- [Activity]: Search the material for the string "name", then return every line where it is found.

- [Provided entries]:
*** Begin section ***
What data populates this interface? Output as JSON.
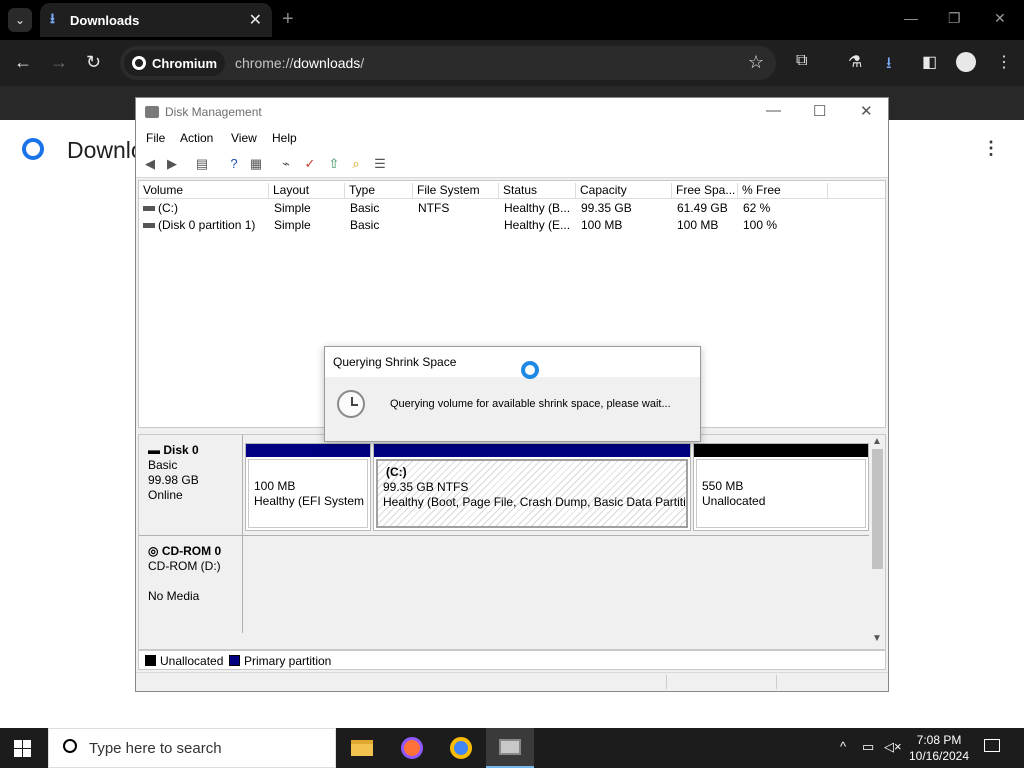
{
  "browser": {
    "tab_title": "Downloads",
    "tab_close": "✕",
    "new_tab": "+",
    "chip_label": "Chromium",
    "url_scheme": "chrome://",
    "url_host": "downloads",
    "url_tail": "/",
    "window_min": "—",
    "window_restore": "❐",
    "window_close": "✕"
  },
  "page": {
    "title": "Downloads"
  },
  "disk_mgmt": {
    "title": "Disk Management",
    "menu": [
      "File",
      "Action",
      "View",
      "Help"
    ],
    "columns": [
      "Volume",
      "Layout",
      "Type",
      "File System",
      "Status",
      "Capacity",
      "Free Spa...",
      "% Free"
    ],
    "volumes": [
      [
        "(C:)",
        "Simple",
        "Basic",
        "NTFS",
        "Healthy (B...",
        "99.35 GB",
        "61.49 GB",
        "62 %"
      ],
      [
        "(Disk 0 partition 1)",
        "Simple",
        "Basic",
        "",
        "Healthy (E...",
        "100 MB",
        "100 MB",
        "100 %"
      ]
    ],
    "disk0": {
      "name": "Disk 0",
      "type": "Basic",
      "size": "99.98 GB",
      "state": "Online",
      "partitions": [
        {
          "name": "",
          "size": "100 MB",
          "desc": "Healthy (EFI System P",
          "kind": "primary"
        },
        {
          "name": "(C:)",
          "size": "99.35 GB NTFS",
          "desc": "Healthy (Boot, Page File, Crash Dump, Basic Data Partition",
          "kind": "primary"
        },
        {
          "name": "",
          "size": "550 MB",
          "desc": "Unallocated",
          "kind": "unallocated"
        }
      ]
    },
    "cdrom": {
      "name": "CD-ROM 0",
      "type": "CD-ROM (D:)",
      "media": "No Media"
    },
    "legend": {
      "unallocated": "Unallocated",
      "primary": "Primary partition"
    },
    "colors": {
      "primary": "#000080",
      "unallocated": "#000000"
    }
  },
  "dialog": {
    "title": "Querying Shrink Space",
    "message": "Querying volume for available shrink space, please wait..."
  },
  "taskbar": {
    "search_placeholder": "Type here to search",
    "time": "7:08 PM",
    "date": "10/16/2024"
  }
}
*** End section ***
- [Answer]:
      "name": "Disk 0",
          "name": "",
          "name": "(C:)",
          "name": "",
      "name": "CD-ROM 0",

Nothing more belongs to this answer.